I’d venture to say that many (not all, but many) novels with weak subplots, rambling exposition, extra characters who add little to no meaning, unhelpful or repetitive content, and chunks of dialogue that don’t take the story anywhere new would be better, stronger books if they were revised, edited down, and republished as novellas instead. Keeping the meat of their stories while omitting the fat.

Much of the assumption that a work of fiction has to be a particular length to reach a certain level of quality comes from readers’ conditioning. If a reader is used to reading fiction of a particular length most of the time, that very well may feel like the length that fiction “should be” to that reader, and anything longer or shorter may seem too long or too short.

But consider classic works of fiction like Steinbeck’s Of Mice and Men, Orwell’s Animal Farm, and Dickens’s A Christmas Carol. These books are short. Novellas. They tell the stories they’re meant to tell, they tell them well, and the books aren’t missing something simply because they don’t have more pages. And by no means are they the only short novels like that.


Then there’s Edson’s Wit, Hansberry’s A Raisin in the Sun, and any number of other plays that aren’t an average novel length, and yet they further exemplify superb, powerful storytelling in a relatively small number of pages.


Of course, all readers are entitled to their preferences, their likes and dislikes and what they choose to read or not to read. I simply want to emphasize that not all fictional stories, even excellent ones, are meant to be long.

It doesn’t always take a lot of words, a lot of pages, for an author to say something meaningful, memorable, and effective—for a story to be enough, in all of its distinctive shortness.

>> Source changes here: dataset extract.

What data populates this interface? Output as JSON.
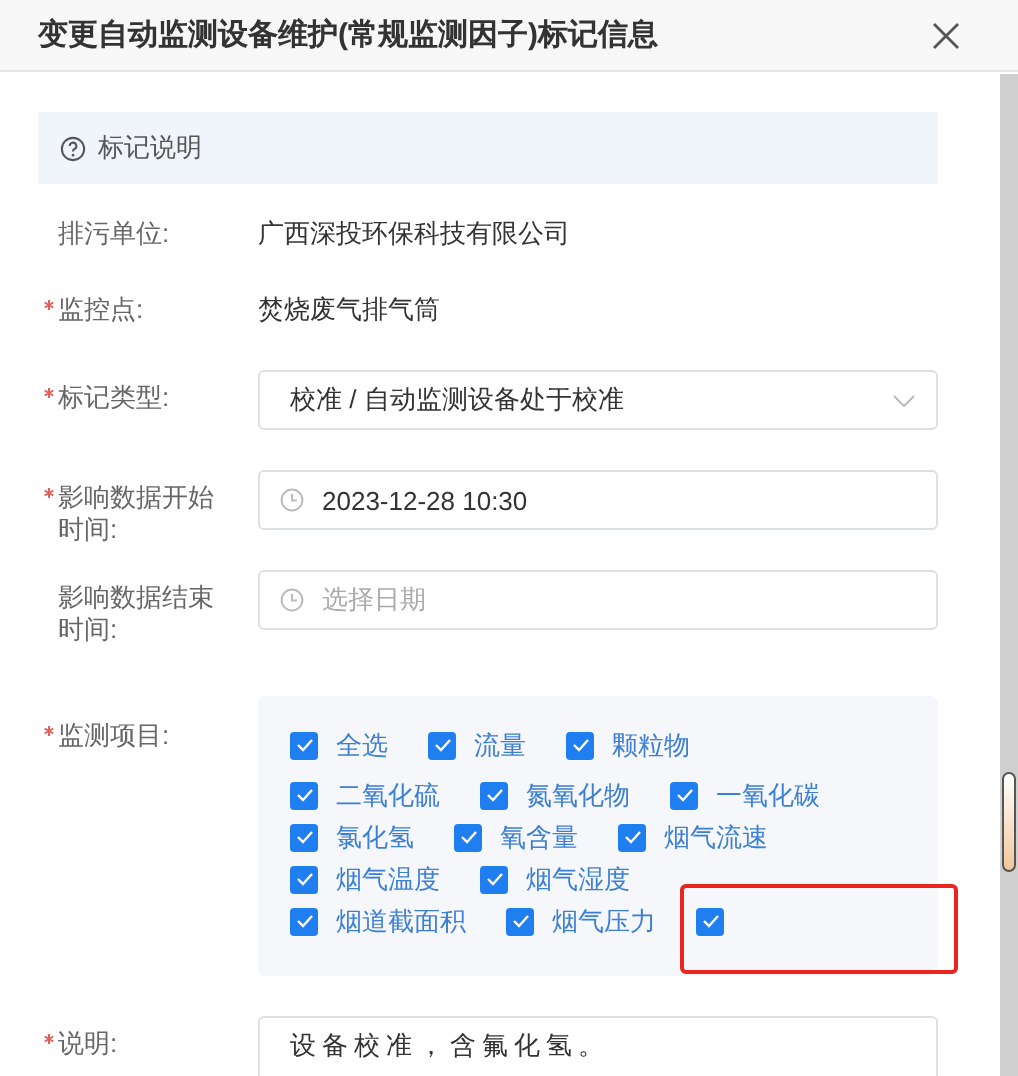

A Raisin in the Sun (1961)

Film reviews are subjective. I tend to rate films not according to how “perfect” they are, seem to be, or are said to be in general but rather to how perfect they are to me.

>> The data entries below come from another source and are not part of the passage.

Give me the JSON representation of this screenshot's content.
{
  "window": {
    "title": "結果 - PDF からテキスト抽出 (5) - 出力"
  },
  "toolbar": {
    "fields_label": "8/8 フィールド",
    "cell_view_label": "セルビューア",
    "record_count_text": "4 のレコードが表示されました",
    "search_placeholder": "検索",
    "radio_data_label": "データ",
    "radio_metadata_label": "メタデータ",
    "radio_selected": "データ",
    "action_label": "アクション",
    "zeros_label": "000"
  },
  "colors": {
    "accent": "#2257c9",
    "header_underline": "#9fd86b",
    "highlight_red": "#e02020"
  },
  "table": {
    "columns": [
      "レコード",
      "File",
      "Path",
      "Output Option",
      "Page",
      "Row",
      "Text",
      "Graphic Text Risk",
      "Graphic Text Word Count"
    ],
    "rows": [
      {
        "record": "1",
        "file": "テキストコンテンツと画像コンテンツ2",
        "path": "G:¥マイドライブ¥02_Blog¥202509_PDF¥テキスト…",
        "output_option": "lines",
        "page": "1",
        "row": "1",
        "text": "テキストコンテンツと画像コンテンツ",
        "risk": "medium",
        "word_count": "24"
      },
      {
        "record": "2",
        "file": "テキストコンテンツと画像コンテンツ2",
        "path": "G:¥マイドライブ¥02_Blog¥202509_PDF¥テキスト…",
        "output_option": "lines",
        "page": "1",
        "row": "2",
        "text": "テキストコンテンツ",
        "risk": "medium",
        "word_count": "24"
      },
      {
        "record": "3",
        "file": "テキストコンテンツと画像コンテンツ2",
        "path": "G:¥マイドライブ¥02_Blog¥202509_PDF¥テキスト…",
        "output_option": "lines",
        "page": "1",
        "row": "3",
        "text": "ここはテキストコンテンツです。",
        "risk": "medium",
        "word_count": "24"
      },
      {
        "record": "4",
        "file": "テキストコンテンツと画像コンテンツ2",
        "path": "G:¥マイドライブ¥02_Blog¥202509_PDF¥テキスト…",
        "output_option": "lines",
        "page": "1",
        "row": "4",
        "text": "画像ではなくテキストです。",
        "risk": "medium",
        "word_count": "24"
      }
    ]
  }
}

A Raisin in the Sun (1961)
Not Rated. Drama, African American Actors/Issues, Comedy

Description (from the film case): The Younger family, frustrated with living in their crowded Chicago apartment, sees the arrival of a $10,000 insurance check as the answer to their prayers. Matriarch Lena Younger (Claudia McNeil) promptly puts a down payment on a house in an all-white suburban neighborhood. But the family is divided when Lena entrusts the balance of the money to her mercurial son Walter Lee (Sidney Poitier), against the wishes of her daughter (Diana Sands) and daughter-in-law (Ruby Dee.) It takes the strength and integrity of this African-American family to battle against generations of prejudice to try to achieve their piece of the American Dream.

My thoughts: If Sidney Poitier never played another role in his life, he was Walter Lee Younger.

There’s a whole lot of life lived in a few days for this family, and to see the growth in them is remarkable. The film hits deep where it needs to, lightens up and makes you laugh along the way, and after mercurial Walter Lee’s fire all movie, I can’t say that the quiet, sober, but decided monologue he eventually gives doesn’t put a proud tear in my eye.

Honestly, I’m sorry this story was ever remade for the screen, as I personally think movie remakes should be reserved for stories that were a good idea but were delivered poorly, not for stories that were already masterfully executed on multiple levels, as remakes that come after such works will be duly compared–but won’t be able to compare.

Here’s to a superb 1961 cast in a superb film.

My corresponding reading: A Raisin in the Sun by Lorraine Hansberry.


Now, mind you, I find the film to be much more engaging than its original trailer, but, hey. I try to cut older trailers some slack.